:: Website and app data records ::

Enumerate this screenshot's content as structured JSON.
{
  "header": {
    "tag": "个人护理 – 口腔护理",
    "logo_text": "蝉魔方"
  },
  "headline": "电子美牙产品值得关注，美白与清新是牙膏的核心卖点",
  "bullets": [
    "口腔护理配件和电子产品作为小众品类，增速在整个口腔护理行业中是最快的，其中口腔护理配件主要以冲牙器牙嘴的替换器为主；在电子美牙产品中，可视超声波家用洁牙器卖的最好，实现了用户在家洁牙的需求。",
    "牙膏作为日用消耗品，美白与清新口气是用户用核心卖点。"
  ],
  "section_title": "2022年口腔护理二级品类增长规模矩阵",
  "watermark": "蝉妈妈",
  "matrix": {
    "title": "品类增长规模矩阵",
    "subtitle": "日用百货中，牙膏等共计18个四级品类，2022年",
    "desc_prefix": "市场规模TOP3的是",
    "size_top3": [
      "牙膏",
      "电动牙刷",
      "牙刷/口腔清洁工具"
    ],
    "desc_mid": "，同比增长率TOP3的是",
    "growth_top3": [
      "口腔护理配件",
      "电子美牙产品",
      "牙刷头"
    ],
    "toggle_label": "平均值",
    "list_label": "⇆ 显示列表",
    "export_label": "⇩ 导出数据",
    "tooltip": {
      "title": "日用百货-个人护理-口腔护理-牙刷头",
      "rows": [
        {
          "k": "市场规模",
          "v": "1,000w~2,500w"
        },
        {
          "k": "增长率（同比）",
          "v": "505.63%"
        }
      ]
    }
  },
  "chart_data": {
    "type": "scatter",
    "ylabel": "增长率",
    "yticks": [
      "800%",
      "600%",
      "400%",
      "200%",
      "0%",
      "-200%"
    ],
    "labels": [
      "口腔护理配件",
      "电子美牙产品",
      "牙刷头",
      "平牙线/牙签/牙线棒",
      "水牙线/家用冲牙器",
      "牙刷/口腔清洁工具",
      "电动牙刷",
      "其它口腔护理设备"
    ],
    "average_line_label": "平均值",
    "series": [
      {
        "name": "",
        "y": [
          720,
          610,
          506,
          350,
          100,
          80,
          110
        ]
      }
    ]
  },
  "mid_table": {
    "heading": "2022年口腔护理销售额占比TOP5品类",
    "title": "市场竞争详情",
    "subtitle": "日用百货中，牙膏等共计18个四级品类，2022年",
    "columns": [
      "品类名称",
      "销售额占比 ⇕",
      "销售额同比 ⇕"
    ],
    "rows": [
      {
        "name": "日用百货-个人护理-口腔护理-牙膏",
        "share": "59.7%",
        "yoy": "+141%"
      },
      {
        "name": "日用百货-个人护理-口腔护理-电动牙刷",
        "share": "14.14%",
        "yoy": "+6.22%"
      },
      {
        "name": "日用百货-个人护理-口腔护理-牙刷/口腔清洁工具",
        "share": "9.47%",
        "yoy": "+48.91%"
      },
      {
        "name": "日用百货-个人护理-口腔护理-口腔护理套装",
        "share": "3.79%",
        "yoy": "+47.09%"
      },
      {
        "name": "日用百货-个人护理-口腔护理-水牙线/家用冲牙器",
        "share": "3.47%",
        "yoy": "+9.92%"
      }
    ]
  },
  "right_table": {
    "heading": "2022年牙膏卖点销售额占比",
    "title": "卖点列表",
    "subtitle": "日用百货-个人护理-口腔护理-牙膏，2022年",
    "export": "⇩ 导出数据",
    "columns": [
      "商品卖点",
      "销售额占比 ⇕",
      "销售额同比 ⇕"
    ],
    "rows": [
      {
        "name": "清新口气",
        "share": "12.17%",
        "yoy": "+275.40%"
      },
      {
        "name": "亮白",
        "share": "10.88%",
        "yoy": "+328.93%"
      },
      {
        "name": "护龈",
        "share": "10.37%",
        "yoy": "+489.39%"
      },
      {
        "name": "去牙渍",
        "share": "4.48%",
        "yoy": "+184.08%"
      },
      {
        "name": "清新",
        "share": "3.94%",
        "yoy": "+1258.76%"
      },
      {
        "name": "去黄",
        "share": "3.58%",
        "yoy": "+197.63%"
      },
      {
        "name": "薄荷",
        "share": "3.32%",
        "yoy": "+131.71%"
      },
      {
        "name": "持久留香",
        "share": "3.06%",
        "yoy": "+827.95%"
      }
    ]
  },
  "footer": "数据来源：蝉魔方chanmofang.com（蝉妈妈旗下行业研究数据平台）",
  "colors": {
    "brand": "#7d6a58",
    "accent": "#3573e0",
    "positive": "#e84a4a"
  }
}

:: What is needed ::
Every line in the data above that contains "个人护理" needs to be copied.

:: Solution to this exercise ::
    "tag": "个人护理 – 口腔护理",
      "title": "日用百货-个人护理-口腔护理-牙刷头",
        "name": "日用百货-个人护理-口腔护理-牙膏",
        "name": "日用百货-个人护理-口腔护理-电动牙刷",
        "name": "日用百货-个人护理-口腔护理-牙刷/口腔清洁工具",
        "name": "日用百货-个人护理-口腔护理-口腔护理套装",
        "name": "日用百货-个人护理-口腔护理-水牙线/家用冲牙器",
    "subtitle": "日用百货-个人护理-口腔护理-牙膏，2022年",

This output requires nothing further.